***** Information provided *****

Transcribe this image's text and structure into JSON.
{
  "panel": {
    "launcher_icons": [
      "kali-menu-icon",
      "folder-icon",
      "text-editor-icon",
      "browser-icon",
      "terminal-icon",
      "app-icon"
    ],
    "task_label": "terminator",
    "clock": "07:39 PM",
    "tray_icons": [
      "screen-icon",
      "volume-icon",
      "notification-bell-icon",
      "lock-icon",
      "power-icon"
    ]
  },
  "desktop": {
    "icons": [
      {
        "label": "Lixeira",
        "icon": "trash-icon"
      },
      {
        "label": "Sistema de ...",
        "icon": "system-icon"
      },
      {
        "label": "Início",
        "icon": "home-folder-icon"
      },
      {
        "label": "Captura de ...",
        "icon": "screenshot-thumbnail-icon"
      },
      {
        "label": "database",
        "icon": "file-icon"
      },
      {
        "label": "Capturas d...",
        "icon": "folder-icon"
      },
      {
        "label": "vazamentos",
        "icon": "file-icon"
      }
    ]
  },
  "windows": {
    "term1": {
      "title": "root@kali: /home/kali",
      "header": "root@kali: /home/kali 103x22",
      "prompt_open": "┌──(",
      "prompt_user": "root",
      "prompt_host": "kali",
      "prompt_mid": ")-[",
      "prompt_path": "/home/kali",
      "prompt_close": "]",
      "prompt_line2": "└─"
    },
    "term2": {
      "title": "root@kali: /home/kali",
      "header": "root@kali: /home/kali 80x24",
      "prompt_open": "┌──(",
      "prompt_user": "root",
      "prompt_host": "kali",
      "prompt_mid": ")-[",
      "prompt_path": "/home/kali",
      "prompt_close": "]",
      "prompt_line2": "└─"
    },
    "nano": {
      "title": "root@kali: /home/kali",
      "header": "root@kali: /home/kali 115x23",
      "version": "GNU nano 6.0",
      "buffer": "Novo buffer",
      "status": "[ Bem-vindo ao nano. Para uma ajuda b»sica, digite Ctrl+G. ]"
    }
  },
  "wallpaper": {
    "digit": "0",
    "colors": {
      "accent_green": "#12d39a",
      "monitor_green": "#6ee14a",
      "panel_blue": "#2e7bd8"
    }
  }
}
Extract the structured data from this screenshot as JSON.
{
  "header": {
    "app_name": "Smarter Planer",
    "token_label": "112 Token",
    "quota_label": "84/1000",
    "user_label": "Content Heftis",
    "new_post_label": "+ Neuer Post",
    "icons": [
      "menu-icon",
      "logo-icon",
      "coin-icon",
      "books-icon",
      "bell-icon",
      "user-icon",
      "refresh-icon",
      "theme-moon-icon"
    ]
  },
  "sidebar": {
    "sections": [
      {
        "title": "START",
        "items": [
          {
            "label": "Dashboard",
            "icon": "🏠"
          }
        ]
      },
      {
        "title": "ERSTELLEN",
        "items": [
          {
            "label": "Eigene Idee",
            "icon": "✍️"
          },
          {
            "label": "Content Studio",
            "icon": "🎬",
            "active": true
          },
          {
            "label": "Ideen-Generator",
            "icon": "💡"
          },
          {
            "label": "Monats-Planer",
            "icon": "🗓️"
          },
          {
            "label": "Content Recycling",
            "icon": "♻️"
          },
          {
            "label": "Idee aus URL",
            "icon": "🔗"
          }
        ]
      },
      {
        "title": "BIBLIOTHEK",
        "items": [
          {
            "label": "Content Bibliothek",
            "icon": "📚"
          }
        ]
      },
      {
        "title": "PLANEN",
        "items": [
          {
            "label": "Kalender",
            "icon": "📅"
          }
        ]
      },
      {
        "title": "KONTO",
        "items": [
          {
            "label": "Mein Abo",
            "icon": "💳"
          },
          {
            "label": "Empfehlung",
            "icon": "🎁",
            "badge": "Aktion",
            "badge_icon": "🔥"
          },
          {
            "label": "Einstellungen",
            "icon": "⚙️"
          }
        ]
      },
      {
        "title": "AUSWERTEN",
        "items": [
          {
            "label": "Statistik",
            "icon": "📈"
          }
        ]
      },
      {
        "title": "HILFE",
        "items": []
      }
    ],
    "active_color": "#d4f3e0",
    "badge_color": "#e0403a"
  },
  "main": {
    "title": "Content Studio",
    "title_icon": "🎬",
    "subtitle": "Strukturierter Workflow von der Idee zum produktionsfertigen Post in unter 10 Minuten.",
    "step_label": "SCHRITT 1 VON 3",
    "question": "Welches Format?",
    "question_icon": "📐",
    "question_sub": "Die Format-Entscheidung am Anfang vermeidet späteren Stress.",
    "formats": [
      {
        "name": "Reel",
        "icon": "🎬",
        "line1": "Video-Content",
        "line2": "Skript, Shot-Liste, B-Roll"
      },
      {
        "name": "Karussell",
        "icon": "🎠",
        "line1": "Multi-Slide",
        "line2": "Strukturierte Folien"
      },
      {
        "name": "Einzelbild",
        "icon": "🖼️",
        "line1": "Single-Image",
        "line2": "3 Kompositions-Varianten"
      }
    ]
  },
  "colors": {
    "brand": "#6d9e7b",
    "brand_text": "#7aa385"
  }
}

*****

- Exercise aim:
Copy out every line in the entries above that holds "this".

- Response below:
Transcribe this image's text and structure into JSON.
Extract the structured data from this screenshot as JSON.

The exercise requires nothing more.